In the discussions at Wednesday’s NTIA multistakeholder meeting, considerable time was spent hearing alternatives to the process outlined by the agency. There were a small number of participants who participated reluctantly, feeling they lacked sufficient technical understanding of the app marketplace to provide a valuable contribution.
As the trade association representing app makers, ACT agrees that stakeholders should have a thorough understanding of the technical issues underlying our marketplace before considering regulatory steps. We are pleased to provide our assistance as app developers, small business owners, and entrepreneurs by opening up the hood to explain the machinery behind the app economy.
When testifying before the House and Senate Commerce and Judiciary Committees, we have prefaced our written testimony with an introduction to the app economy, the technical challenges app developers face, and the efforts we have undertaken to meet consumers’ concerns about privacy. We have also conducted a number of studies and published the data to provide resources for those interested in the app marketplace.
We offer these resources to stakeholders and welcome the opportunity to participate in any discussions or briefings that may provide a better understanding of the thriving app economy. There are also mobile app conferences taking place locally in September at which we would welcome stakeholder visits.
|“American developers dominate U.S.-based app stores with broad representation from throughout the country. The app industry is not simply a Silicon Valley phenomenon, with nearly 60 percent of top app development companies formed outside of California.”|
Reply Comments Submitted to the FTC Review of the Children’s Online Privacy Protection Act (12/23/2011)
|“Most app development is done by a small number of people utilizing collections of common code. In some ways, modern development practices are similar to building with Legos. Individual pieces may come in the form of “Software Development Kits” (SDK) and huge object code libraries found in common developer tools. But just like Legos, the developer is responsible for putting the pieces together in a unique and innovative way. This small-scale development is a core feature of app development and allows tiny one-man shops to develop software that rivals huge mega-corporations. However, due to their small size, app developers often lack the ability to negotiate with the large companies whose tools or SDKs they must use, instead facing a take-it or leave-it contract.”|
|“The biggest hurdle to implementing industry-wide privacy standards is developer education. There are over 200,000 app developers in the United States.

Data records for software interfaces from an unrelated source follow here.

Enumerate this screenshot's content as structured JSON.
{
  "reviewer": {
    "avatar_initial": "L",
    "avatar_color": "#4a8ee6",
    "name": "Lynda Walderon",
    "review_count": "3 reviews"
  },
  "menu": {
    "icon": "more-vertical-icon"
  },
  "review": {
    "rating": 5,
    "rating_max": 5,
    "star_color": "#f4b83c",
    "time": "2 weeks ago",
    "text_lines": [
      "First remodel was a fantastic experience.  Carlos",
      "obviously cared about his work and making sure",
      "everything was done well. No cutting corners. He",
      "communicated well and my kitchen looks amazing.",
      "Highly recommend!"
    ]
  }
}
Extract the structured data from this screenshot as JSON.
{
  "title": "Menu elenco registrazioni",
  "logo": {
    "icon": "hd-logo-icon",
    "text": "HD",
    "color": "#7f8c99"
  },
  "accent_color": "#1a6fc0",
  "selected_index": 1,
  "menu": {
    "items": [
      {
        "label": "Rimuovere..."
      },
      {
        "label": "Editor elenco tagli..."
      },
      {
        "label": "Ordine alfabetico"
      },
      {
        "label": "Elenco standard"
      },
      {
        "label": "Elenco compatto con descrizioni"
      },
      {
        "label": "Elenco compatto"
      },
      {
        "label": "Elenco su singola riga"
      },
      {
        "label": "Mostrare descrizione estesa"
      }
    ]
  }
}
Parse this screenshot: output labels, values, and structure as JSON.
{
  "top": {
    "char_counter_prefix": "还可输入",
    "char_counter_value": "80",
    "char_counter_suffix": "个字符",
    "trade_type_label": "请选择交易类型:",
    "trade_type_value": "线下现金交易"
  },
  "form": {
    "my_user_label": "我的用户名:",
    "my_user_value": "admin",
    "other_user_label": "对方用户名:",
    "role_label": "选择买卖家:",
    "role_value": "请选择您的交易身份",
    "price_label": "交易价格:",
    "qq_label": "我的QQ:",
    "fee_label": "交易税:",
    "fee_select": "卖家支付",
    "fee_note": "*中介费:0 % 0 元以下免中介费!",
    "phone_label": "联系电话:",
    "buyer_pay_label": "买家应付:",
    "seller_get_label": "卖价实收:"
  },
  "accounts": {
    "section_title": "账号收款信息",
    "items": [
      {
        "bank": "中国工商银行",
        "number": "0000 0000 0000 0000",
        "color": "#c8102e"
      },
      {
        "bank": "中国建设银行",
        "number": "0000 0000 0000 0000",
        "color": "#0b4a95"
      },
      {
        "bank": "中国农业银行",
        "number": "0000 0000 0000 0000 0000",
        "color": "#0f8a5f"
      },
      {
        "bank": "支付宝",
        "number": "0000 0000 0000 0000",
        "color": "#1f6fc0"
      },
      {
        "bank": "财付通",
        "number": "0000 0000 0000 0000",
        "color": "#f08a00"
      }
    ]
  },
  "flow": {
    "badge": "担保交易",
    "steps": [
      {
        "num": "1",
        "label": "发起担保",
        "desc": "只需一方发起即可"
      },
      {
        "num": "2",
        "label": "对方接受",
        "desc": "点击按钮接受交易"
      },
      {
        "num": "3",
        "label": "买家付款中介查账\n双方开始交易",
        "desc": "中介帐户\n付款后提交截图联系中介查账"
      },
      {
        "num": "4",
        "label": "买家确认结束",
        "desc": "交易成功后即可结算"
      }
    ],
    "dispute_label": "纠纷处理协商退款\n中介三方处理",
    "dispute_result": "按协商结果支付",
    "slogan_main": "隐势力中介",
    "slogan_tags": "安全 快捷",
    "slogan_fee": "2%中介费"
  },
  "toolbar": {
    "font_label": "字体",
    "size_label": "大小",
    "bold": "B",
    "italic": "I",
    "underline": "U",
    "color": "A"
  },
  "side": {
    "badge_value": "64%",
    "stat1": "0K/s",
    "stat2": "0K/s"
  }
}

App makers want to do the right thing on privacy, but often don’t know whether their app creates privacy concerns or what they need to do to be rules compliant. As most small business app developers are making customer-facing software for the first time, they are also addressing privacy issues for the first time. Matters typically handled by a legal department or chief privacy officer in a larger company are now most often handled by a small business owner.”|
|“Educators are also exploring the benefits that app‐powered tablet devices can have in the classroom. Just a few months ago, the state of Alabama passed legislation that would give every student a tablet to use for books and class work. This will provide every student access to advanced learning tools that touchscreen devices provide, while also reducing the weight of our children’s backpacks. The dramatic success certain apps have had providing individualized teaching and assistance to special needs children cannot be understated.”|